“I’ve got this.”

“All right,” she wheezes. “All right. You win. Just, no more. Please.”

“Point the rogue Prince out,” Zabraxas commanded. “Now.

She begins to weakly raise her claw. A part of me begins to worry that she’ll give me away to save her own scales. But a much larger part of me knows her better than that. She finally points to a zebra. At first, I think it’s me. But a moment passes before I see the very slight angle of her finger, and realize she was pointing to a zebra next to me. And that zebra begins to freak out, yelling something unintelligible through his muzzle.

I look over, and see he looks very similar to me. Darker yellow eyes, and a slightly thinner stripe across his eyes. He was also a pure-blooded imperial, and had facial scars that I lacked. But was similar enough that one could confuse him with me from a distance.

Zabraxas steps forth, looking the fall stallion dead in the eyes. Said stallion continues freaking out in a mix of anger and terror, no doubt motor-mouthing about how it wasn’t him. Possibly the worst thing to do if you’ve been accused of something, falsely or not. And sure enough, his terrible choice of actions convinces the Prince of his guilt.

“Your taint on the Lines ends today,” he speaks with finality. “Take him away.”

He cries and begs as the honourguards drag him off. It reminds me all too well of the first time.

“You have served the Empire well, dragon.” He doesn’t even turn around to look at her. “You will continue to serve it within the depths of the Black Gulch.”

He says no more, turning around and walking away, back through the door the other zebra was dragged through. I could still hear his begging all the way from here. The honourguards leave, collecting Cinder as they go. Before the doors close, she looks back up at me. Again, she’s smart enough to not make a gesture that gives away the deception. But she knows that I know what that boastful look in her eye means.

“See you later.”

The doors shut. Moments later, proper legionnaires file in to herd us towards who-knows-where. My body is on autopilot, going along with whatever they’re doing. But internally, my rage was almost palpable. That holier-than-thou son of a whore comes to my home, uproots my life, and lays his hooves on my best friend? Throws her into the Black Gulch?! I don’t know what small miracle keeps me from lashing out, but gods above, I can feel every muscle in my body tense and flex with barely restrained fury.

It wasn’t just fear I felt for the Princes now. Now, there was another feeling in the mix.

I hate them. I hate him.

I loathe him and his bastard ilk, more than I’ve loathed anything before in my life. I despise how they can just do whatever they damn well please.
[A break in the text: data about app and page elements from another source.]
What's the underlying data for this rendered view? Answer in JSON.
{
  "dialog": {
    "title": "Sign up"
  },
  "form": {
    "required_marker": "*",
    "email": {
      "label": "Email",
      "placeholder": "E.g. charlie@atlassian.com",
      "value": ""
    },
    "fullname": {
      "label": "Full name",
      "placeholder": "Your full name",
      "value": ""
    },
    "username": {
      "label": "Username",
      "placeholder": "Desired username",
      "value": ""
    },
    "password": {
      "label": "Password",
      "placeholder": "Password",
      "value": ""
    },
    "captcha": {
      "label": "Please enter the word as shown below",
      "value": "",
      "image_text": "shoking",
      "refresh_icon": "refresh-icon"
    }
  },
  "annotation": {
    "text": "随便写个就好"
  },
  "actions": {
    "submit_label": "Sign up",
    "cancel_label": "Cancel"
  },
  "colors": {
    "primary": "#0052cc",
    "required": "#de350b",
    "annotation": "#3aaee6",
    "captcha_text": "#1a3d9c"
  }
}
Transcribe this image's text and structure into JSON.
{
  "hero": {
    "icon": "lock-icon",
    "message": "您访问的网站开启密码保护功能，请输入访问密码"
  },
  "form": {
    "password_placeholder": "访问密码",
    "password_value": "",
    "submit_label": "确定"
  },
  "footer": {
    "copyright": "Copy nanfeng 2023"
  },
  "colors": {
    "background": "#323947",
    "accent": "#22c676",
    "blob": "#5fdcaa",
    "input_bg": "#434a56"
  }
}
And I hate how there’s not a damn thing I or anyzebra else can do to stop them. I hate how they are so, so much more powerful than me or anyzebra—no, anyspecies else, so powerful they can simply impose their will without any consequence; not even a reprimand.

I have to force my teeth to stop clenching, before they threaten to break against the metal between them. My thoughts, which I believed would have been occluded with rage, have never felt more clear. I know exactly what I'm going to do.
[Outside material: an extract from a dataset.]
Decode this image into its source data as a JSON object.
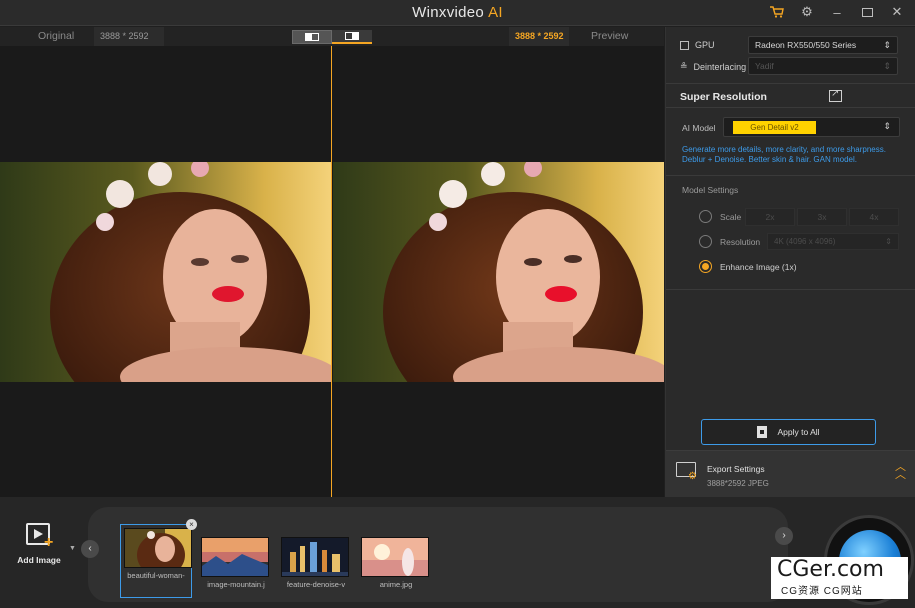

The minute, the second, I escape whatever hellshole prison they're taking me to, I’ll find her. I’ll find a way to break her out of Black Gulch. I don’t know how I will. I don’t even know if I can. I only know that I will try—no, that I will. I’ll be damned if those all-powerful whore-sons get the last word on this. I will not let them.

I’m only dimly aware of us boarding a prison ship at the docks of Jela. The sun shines in the sky and the skies are clear, save for the smoke plumes from the fires pockmarking Farasi. The cell I am placed in is above deck, facing out into the open. I look on at the island as it begins to gain distance, not with regret, but with newfound determination.

Hold on, Cinder. I’m coming for you.